* Required work *
Return every record below exactly as written, but leave out the pictures.

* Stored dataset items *
↓

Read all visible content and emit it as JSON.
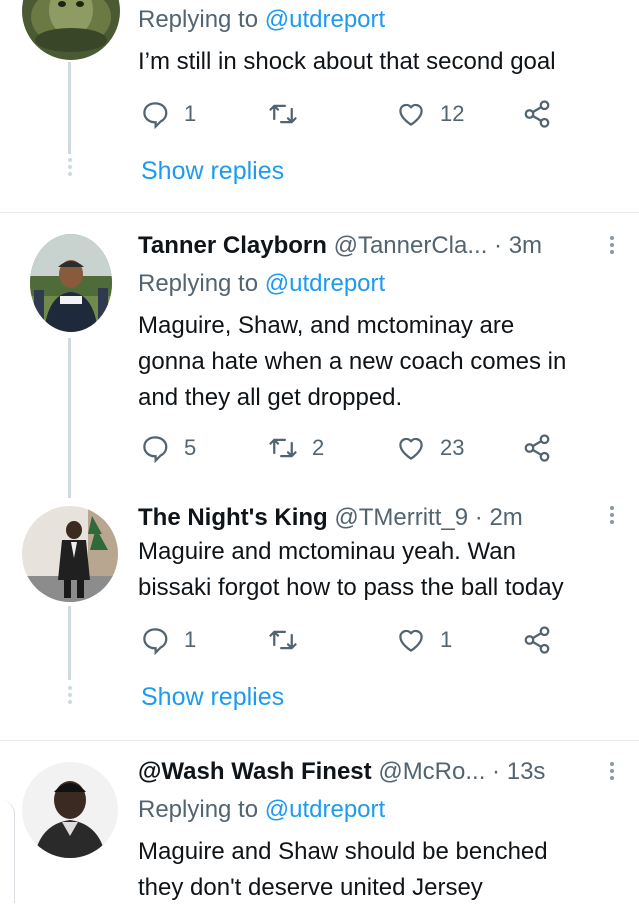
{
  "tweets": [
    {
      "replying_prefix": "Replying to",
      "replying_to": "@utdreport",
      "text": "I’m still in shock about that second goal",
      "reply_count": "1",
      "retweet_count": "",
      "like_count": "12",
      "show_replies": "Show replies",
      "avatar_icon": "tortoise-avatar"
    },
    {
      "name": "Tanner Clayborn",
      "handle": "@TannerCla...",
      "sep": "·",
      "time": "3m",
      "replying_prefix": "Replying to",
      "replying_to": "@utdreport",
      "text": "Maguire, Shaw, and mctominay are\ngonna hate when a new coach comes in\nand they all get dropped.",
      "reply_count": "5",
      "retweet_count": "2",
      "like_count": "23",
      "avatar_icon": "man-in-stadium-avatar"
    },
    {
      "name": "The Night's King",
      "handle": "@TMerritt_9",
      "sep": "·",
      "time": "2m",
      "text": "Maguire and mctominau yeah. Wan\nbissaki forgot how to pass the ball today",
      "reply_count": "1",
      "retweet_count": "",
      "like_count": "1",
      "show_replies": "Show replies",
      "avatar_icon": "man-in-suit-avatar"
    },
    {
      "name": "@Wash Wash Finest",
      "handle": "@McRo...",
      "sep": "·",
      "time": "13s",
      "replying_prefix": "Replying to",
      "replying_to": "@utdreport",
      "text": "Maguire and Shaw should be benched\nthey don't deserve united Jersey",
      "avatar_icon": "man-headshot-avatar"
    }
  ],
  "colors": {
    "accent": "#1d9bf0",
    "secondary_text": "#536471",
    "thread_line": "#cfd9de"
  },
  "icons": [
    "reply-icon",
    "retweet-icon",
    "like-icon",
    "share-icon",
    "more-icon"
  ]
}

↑

* Task output *
Read all visible content and emit it as JSON.
{
  "tweets": [
    {
      "replying_prefix": "Replying to",
      "replying_to": "@utdreport",
      "text": "I’m still in shock about that second goal",
      "reply_count": "1",
      "retweet_count": "",
      "like_count": "12",
      "show_replies": "Show replies",
      "avatar_icon": "tortoise-avatar"
    },
    {
      "name": "Tanner Clayborn",
      "handle": "@TannerCla...",
      "sep": "·",
      "time": "3m",
      "replying_prefix": "Replying to",
      "replying_to": "@utdreport",
      "text": "Maguire, Shaw, and mctominay are\ngonna hate when a new coach comes in\nand they all get dropped.",
      "reply_count": "5",
      "retweet_count": "2",
      "like_count": "23",
      "avatar_icon": "man-in-stadium-avatar"
    },
    {
      "name": "The Night's King",
      "handle": "@TMerritt_9",
      "sep": "·",
      "time": "2m",
      "text": "Maguire and mctominau yeah. Wan\nbissaki forgot how to pass the ball today",
      "reply_count": "1",
      "retweet_count": "",
      "like_count": "1",
      "show_replies": "Show replies",
      "avatar_icon": "man-in-suit-avatar"
    },
    {
      "name": "@Wash Wash Finest",
      "handle": "@McRo...",
      "sep": "·",
      "time": "13s",
      "replying_prefix": "Replying to",
      "replying_to": "@utdreport",
      "text": "Maguire and Shaw should be benched\nthey don't deserve united Jersey",
      "avatar_icon": "man-headshot-avatar"
    }
  ],
  "colors": {
    "accent": "#1d9bf0",
    "secondary_text": "#536471",
    "thread_line": "#cfd9de"
  },
  "icons": [
    "reply-icon",
    "retweet-icon",
    "like-icon",
    "share-icon",
    "more-icon"
  ]
}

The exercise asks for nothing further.